● The task
A single number is wanted: how many lines of the records below contain the word "appel".

● Records provided
■ ■ ■ ■
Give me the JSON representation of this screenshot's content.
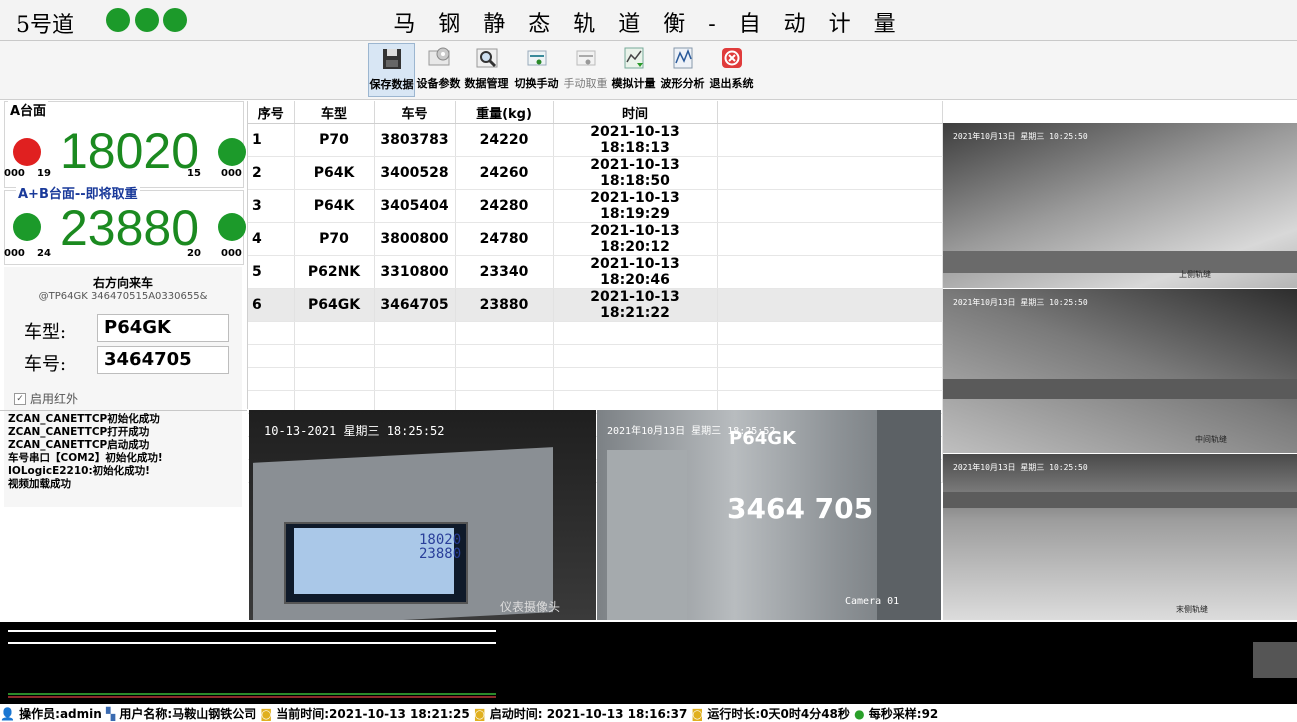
{
  "title_bar": {
    "line_name": "5号道",
    "title": "马 钢 静 态 轨 道 衡 - 自 动 计 量",
    "lamp_color": "#1c9a2a"
  },
  "toolbar": {
    "buttons": [
      {
        "label": "保存数据",
        "icon": "save-disk-icon",
        "active": true
      },
      {
        "label": "设备参数",
        "icon": "device-settings-icon"
      },
      {
        "label": "数据管理",
        "icon": "magnifier-data-icon"
      },
      {
        "label": "切换手动",
        "icon": "switch-manual-icon"
      },
      {
        "label": "手动取重",
        "icon": "manual-weigh-icon",
        "disabled": true
      },
      {
        "label": "模拟计量",
        "icon": "simulate-chart-icon"
      },
      {
        "label": "波形分析",
        "icon": "waveform-chart-icon"
      },
      {
        "label": "退出系统",
        "icon": "exit-close-icon"
      }
    ]
  },
  "platform_a": {
    "label": "A台面",
    "weight": "18020",
    "left_code": "000",
    "left_sub": "19",
    "right_sub": "15",
    "right_code": "000",
    "left_lamp": "#e02020",
    "right_lamp": "#1c9a2a"
  },
  "platform_ab": {
    "label": "A+B台面--即将取重",
    "weight": "23880",
    "left_code": "000",
    "left_sub": "24",
    "right_sub": "20",
    "right_code": "000",
    "left_lamp": "#1c9a2a",
    "right_lamp": "#1c9a2a"
  },
  "direction": {
    "text": "右方向来车",
    "raw": "@TP64GK 346470515A0330655&"
  },
  "car": {
    "type_label": "车型:",
    "type_value": "P64GK",
    "number_label": "车号:",
    "number_value": "3464705"
  },
  "infrared": {
    "label": "启用红外",
    "checked": true
  },
  "log": [
    "ZCAN_CANETTCP初始化成功",
    "ZCAN_CANETTCP打开成功",
    "ZCAN_CANETTCP启动成功",
    "车号串口【COM2】初始化成功!",
    "IOLogicE2210:初始化成功!",
    "视频加载成功"
  ],
  "table": {
    "headers": [
      "序号",
      "车型",
      "车号",
      "重量(kg)",
      "时间"
    ],
    "rows": [
      [
        "1",
        "P70",
        "3803783",
        "24220",
        "2021-10-13 18:18:13"
      ],
      [
        "2",
        "P64K",
        "3400528",
        "24260",
        "2021-10-13 18:18:50"
      ],
      [
        "3",
        "P64K",
        "3405404",
        "24280",
        "2021-10-13 18:19:29"
      ],
      [
        "4",
        "P70",
        "3800800",
        "24780",
        "2021-10-13 18:20:12"
      ],
      [
        "5",
        "P62NK",
        "3310800",
        "23340",
        "2021-10-13 18:20:46"
      ],
      [
        "6",
        "P64GK",
        "3464705",
        "23880",
        "2021-10-13 18:21:22"
      ]
    ],
    "selected_row": 6
  },
  "cameras": {
    "meter_cam": {
      "timestamp": "10-13-2021 星期三 18:25:52",
      "caption": "仪表摄像头",
      "display_line1": "18020",
      "display_line2": "23880"
    },
    "car_cam": {
      "timestamp": "2021年10月13日 星期三 18:25:52",
      "plate_type": "P64GK",
      "plate_number": "3464 705",
      "camera_label": "Camera 01"
    },
    "rail_cam1": {
      "timestamp": "2021年10月13日 星期三 10:25:50",
      "caption": "上侧轨缝"
    },
    "rail_cam2": {
      "timestamp": "2021年10月13日 星期三 10:25:50"
    },
    "rail_cam3": {
      "caption": "中间轨缝"
    },
    "rail_cam4": {
      "timestamp": "2021年10月13日 星期三 10:25:50",
      "caption": "末侧轨缝"
    }
  },
  "status_bar": {
    "operator": "操作员:admin",
    "company": "用户名称:马鞍山钢铁公司",
    "current_time": "当前时间:2021-10-13 18:21:25",
    "start_time": "启动时间: 2021-10-13 18:16:37",
    "run_time": "运行时长:0天0时4分48秒",
    "samples": "每秒采样:92"
  }
}
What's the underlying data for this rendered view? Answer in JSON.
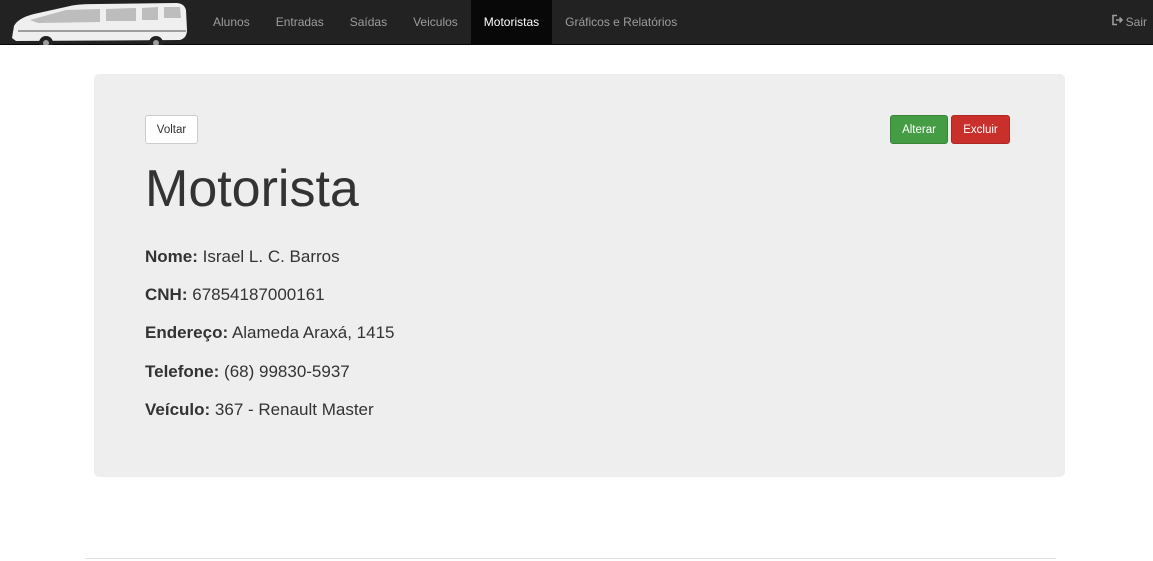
{
  "nav": {
    "brand_icon": "van-logo-icon",
    "links": [
      "Alunos",
      "Entradas",
      "Saídas",
      "Veiculos",
      "Motoristas",
      "Gráficos e Relatórios"
    ],
    "active": "Motoristas",
    "logout_label": "Sair",
    "logout_icon": "sign-out-icon"
  },
  "panel": {
    "back_label": "Voltar",
    "edit_label": "Alterar",
    "delete_label": "Excluir",
    "title": "Motorista",
    "fields": [
      {
        "label": "Nome:",
        "value": "Israel L. C. Barros"
      },
      {
        "label": "CNH:",
        "value": "67854187000161"
      },
      {
        "label": "Endereço:",
        "value": "Alameda Araxá, 1415"
      },
      {
        "label": "Telefone:",
        "value": "(68) 99830-5937"
      },
      {
        "label": "Veículo:",
        "value": "367 - Renault Master"
      }
    ]
  },
  "colors": {
    "navbar": "#222222",
    "active_tab": "#080808",
    "panel": "#eeeeee",
    "success": "#449d44",
    "danger": "#c9302c"
  }
}
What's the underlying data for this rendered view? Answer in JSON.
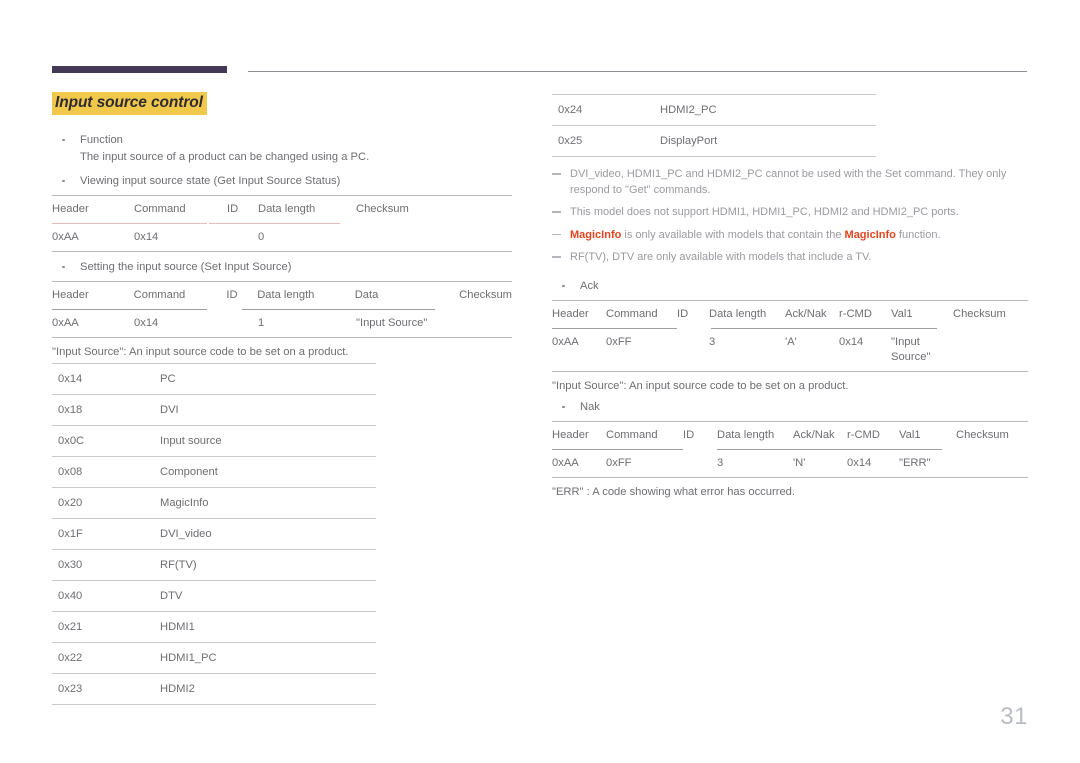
{
  "page": {
    "number": "31",
    "accent_dark": "#453a56",
    "accent_highlight": "#f0c94b",
    "accent_red": "#e2451f",
    "rule_pink": "#e3bdba"
  },
  "left": {
    "section_title": "Input source control",
    "function_bullet": {
      "label": "Function",
      "description": "The input source of a product can be changed using a PC."
    },
    "get_status": {
      "bullet": "Viewing input source state (Get Input Source Status)",
      "headers": [
        "Header",
        "Command",
        "ID",
        "Data length",
        "Checksum"
      ],
      "row": [
        "0xAA",
        "0x14",
        "",
        "0",
        ""
      ]
    },
    "set_source": {
      "bullet": "Setting the input source (Set Input Source)",
      "headers": [
        "Header",
        "Command",
        "ID",
        "Data length",
        "Data",
        "Checksum"
      ],
      "row": [
        "0xAA",
        "0x14",
        "",
        "1",
        "\"Input Source\"",
        ""
      ]
    },
    "caption": "\"Input Source\": An input source code to be set on a product.",
    "codes": [
      [
        "0x14",
        "PC"
      ],
      [
        "0x18",
        "DVI"
      ],
      [
        "0x0C",
        "Input source"
      ],
      [
        "0x08",
        "Component"
      ],
      [
        "0x20",
        "MagicInfo"
      ],
      [
        "0x1F",
        "DVI_video"
      ],
      [
        "0x30",
        "RF(TV)"
      ],
      [
        "0x40",
        "DTV"
      ],
      [
        "0x21",
        "HDMI1"
      ],
      [
        "0x22",
        "HDMI1_PC"
      ],
      [
        "0x23",
        "HDMI2"
      ]
    ]
  },
  "right": {
    "codes_continued": [
      [
        "0x24",
        "HDMI2_PC"
      ],
      [
        "0x25",
        "DisplayPort"
      ]
    ],
    "notes": [
      {
        "parts": [
          {
            "text": "DVI_video, HDMI1_PC and HDMI2_PC cannot be used with the Set command. They only respond to \"Get\" commands.",
            "style": "normal"
          }
        ]
      },
      {
        "parts": [
          {
            "text": "This model does not support HDMI1, HDMI1_PC, HDMI2 and HDMI2_PC ports.",
            "style": "normal"
          }
        ]
      },
      {
        "parts": [
          {
            "text": "MagicInfo",
            "style": "brand"
          },
          {
            "text": " is only available with models that contain the ",
            "style": "normal"
          },
          {
            "text": "MagicInfo",
            "style": "brand"
          },
          {
            "text": " function.",
            "style": "normal"
          }
        ]
      },
      {
        "parts": [
          {
            "text": "RF(TV), DTV are only available with models that include a TV.",
            "style": "normal"
          }
        ]
      }
    ],
    "ack": {
      "bullet": "Ack",
      "headers": [
        "Header",
        "Command",
        "ID",
        "Data length",
        "Ack/Nak",
        "r-CMD",
        "Val1",
        "Checksum"
      ],
      "row": [
        "0xAA",
        "0xFF",
        "",
        "3",
        "'A'",
        "0x14",
        "\"Input Source\"",
        ""
      ]
    },
    "ack_caption": "\"Input Source\": An input source code to be set on a product.",
    "nak": {
      "bullet": "Nak",
      "headers": [
        "Header",
        "Command",
        "ID",
        "Data length",
        "Ack/Nak",
        "r-CMD",
        "Val1",
        "Checksum"
      ],
      "row": [
        "0xAA",
        "0xFF",
        "",
        "3",
        "'N'",
        "0x14",
        "\"ERR\"",
        ""
      ]
    },
    "nak_caption": "\"ERR\" : A code showing what error has occurred."
  }
}
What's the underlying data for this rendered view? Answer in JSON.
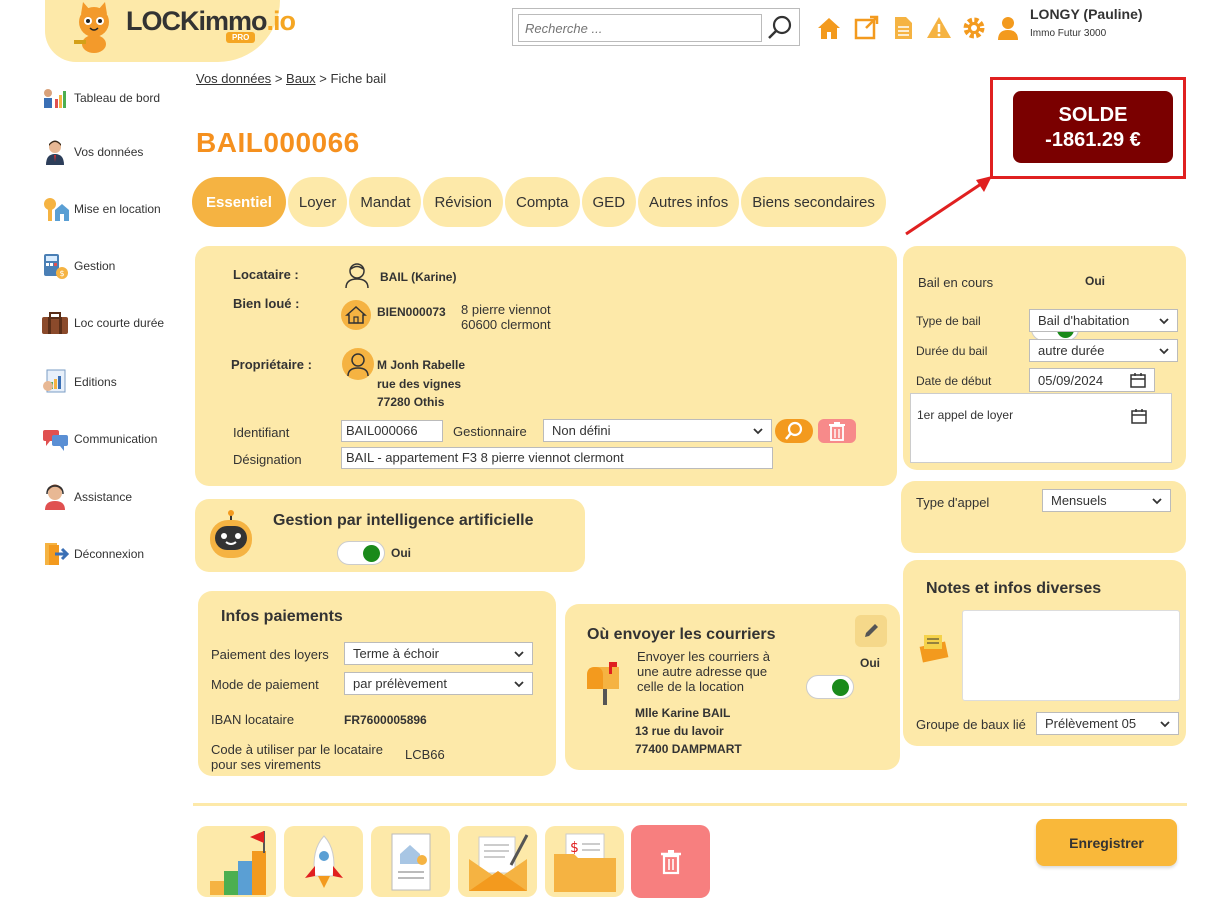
{
  "logo": {
    "name_main": "LOCKimmo",
    "name_suffix": ".io",
    "badge": "PRO"
  },
  "search": {
    "placeholder": "Recherche ..."
  },
  "user": {
    "name": "LONGY (Pauline)",
    "company": "Immo Futur 3000"
  },
  "sidebar": {
    "items": [
      {
        "label": "Tableau de bord"
      },
      {
        "label": "Vos données"
      },
      {
        "label": "Mise en location"
      },
      {
        "label": "Gestion"
      },
      {
        "label": "Loc courte durée"
      },
      {
        "label": "Editions"
      },
      {
        "label": "Communication"
      },
      {
        "label": "Assistance"
      },
      {
        "label": "Déconnexion"
      }
    ]
  },
  "breadcrumb": {
    "item1": "Vos données",
    "item2": "Baux",
    "current": "Fiche bail",
    "sep": ">"
  },
  "page": {
    "title": "BAIL000066"
  },
  "solde": {
    "label": "SOLDE",
    "amount": "-1861.29 €"
  },
  "tabs": [
    "Essentiel",
    "Loyer",
    "Mandat",
    "Révision",
    "Compta",
    "GED",
    "Autres infos",
    "Biens secondaires"
  ],
  "main": {
    "locataire_label": "Locataire :",
    "locataire_value": "BAIL (Karine)",
    "bien_label": "Bien loué :",
    "bien_ref": "BIEN000073",
    "bien_addr1": "8 pierre viennot",
    "bien_addr2": "60600 clermont",
    "proprio_label": "Propriétaire :",
    "proprio_name": "M Jonh Rabelle",
    "proprio_addr1": "rue des vignes",
    "proprio_addr2": "77280 Othis",
    "identifiant_label": "Identifiant",
    "identifiant_value": "BAIL000066",
    "gestionnaire_label": "Gestionnaire",
    "gestionnaire_value": "Non défini",
    "designation_label": "Désignation",
    "designation_value": "BAIL - appartement F3 8 pierre viennot clermont"
  },
  "ai": {
    "title": "Gestion par intelligence artificielle",
    "toggle_label": "Oui"
  },
  "paiements": {
    "title": "Infos paiements",
    "paiement_label": "Paiement des loyers",
    "paiement_value": "Terme à échoir",
    "mode_label": "Mode de paiement",
    "mode_value": "par prélèvement",
    "iban_label": "IBAN locataire",
    "iban_value": "FR7600005896",
    "code_label_1": "Code à utiliser par le locataire",
    "code_label_2": "pour ses virements",
    "code_value": "LCB66"
  },
  "courriers": {
    "title": "Où envoyer les courriers",
    "desc_1": "Envoyer les courriers à",
    "desc_2": "une autre adresse que",
    "desc_3": "celle de la location",
    "toggle_label": "Oui",
    "addr_name": "Mlle Karine BAIL",
    "addr_1": "13 rue du lavoir",
    "addr_2": "77400 DAMPMART"
  },
  "bail": {
    "en_cours_label": "Bail en cours",
    "en_cours_toggle": "Oui",
    "type_label": "Type de bail",
    "type_value": "Bail d'habitation",
    "duree_label": "Durée du bail",
    "duree_value": "autre durée",
    "debut_label": "Date de début",
    "debut_value": "05/09/2024",
    "appel_label": "1er appel de loyer"
  },
  "appel": {
    "label": "Type d'appel",
    "value": "Mensuels"
  },
  "notes": {
    "title": "Notes et infos diverses",
    "groupe_label": "Groupe de baux lié",
    "groupe_value": "Prélèvement 05"
  },
  "actions": {
    "save_label": "Enregistrer"
  },
  "colors": {
    "accent": "#f5901e",
    "panel": "#fde9a9",
    "solde_bg": "#7a0000",
    "highlight": "#e02020",
    "toggle_on": "#1a8a1a"
  }
}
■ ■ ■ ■
● Solution
3